What you are asked to do -
Show each line in the listing below that contains the word "icon".

Data extract -
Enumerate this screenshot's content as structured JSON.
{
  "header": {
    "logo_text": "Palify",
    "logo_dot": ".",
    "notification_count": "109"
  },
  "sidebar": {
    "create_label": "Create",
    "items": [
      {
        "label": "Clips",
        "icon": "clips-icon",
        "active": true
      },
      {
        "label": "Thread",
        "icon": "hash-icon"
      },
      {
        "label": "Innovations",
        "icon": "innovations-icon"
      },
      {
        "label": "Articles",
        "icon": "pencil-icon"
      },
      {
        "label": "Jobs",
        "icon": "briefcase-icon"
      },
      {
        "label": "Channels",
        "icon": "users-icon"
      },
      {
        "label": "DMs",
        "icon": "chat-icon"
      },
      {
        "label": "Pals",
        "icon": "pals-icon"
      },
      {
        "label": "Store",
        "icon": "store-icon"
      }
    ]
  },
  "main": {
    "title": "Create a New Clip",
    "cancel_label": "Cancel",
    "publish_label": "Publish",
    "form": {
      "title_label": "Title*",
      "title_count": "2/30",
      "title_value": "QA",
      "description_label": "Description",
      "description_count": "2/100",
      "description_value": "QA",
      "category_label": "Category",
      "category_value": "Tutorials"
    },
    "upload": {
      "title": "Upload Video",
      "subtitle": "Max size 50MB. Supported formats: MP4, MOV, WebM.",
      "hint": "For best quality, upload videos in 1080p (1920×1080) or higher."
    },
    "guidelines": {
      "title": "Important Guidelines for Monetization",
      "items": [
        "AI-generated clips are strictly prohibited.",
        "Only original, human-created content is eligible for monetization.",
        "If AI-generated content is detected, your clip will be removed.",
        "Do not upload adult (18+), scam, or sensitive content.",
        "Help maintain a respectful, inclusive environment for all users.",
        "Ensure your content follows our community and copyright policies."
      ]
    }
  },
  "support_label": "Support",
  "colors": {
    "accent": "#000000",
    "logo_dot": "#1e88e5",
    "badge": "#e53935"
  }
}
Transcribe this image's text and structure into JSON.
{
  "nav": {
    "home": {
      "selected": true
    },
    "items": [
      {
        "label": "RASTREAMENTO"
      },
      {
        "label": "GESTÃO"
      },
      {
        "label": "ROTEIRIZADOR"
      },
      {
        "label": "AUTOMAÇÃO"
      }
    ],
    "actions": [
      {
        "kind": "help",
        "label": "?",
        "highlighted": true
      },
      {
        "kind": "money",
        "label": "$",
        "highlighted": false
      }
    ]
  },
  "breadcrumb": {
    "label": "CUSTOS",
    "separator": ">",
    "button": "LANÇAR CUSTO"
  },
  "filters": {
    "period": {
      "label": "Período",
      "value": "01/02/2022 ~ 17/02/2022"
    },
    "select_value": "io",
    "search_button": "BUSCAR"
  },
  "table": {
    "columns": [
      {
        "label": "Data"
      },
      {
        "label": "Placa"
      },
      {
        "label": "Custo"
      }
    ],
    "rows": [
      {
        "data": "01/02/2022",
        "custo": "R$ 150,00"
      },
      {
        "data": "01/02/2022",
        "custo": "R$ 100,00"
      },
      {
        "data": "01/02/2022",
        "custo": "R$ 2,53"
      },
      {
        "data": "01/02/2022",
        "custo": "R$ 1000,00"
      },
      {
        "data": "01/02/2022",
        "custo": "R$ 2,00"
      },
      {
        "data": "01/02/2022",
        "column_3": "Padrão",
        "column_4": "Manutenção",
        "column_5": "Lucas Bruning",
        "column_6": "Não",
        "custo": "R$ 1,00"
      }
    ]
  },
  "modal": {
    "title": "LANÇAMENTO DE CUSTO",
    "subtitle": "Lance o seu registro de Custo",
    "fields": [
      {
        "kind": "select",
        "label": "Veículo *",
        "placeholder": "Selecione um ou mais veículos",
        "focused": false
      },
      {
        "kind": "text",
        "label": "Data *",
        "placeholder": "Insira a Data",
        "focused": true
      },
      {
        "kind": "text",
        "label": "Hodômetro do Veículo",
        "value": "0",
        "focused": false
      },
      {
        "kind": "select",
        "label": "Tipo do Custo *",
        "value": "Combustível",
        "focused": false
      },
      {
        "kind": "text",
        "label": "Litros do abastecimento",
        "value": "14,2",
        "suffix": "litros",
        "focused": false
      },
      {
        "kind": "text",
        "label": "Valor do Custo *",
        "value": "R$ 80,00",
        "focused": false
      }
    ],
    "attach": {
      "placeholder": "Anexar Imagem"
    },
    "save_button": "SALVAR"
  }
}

Problem solution -
        "icon": "clips-icon",
        "icon": "hash-icon"
        "icon": "innovations-icon"
        "icon": "pencil-icon"
        "icon": "briefcase-icon"
        "icon": "users-icon"
        "icon": "chat-icon"
        "icon": "pals-icon"
        "icon": "store-icon"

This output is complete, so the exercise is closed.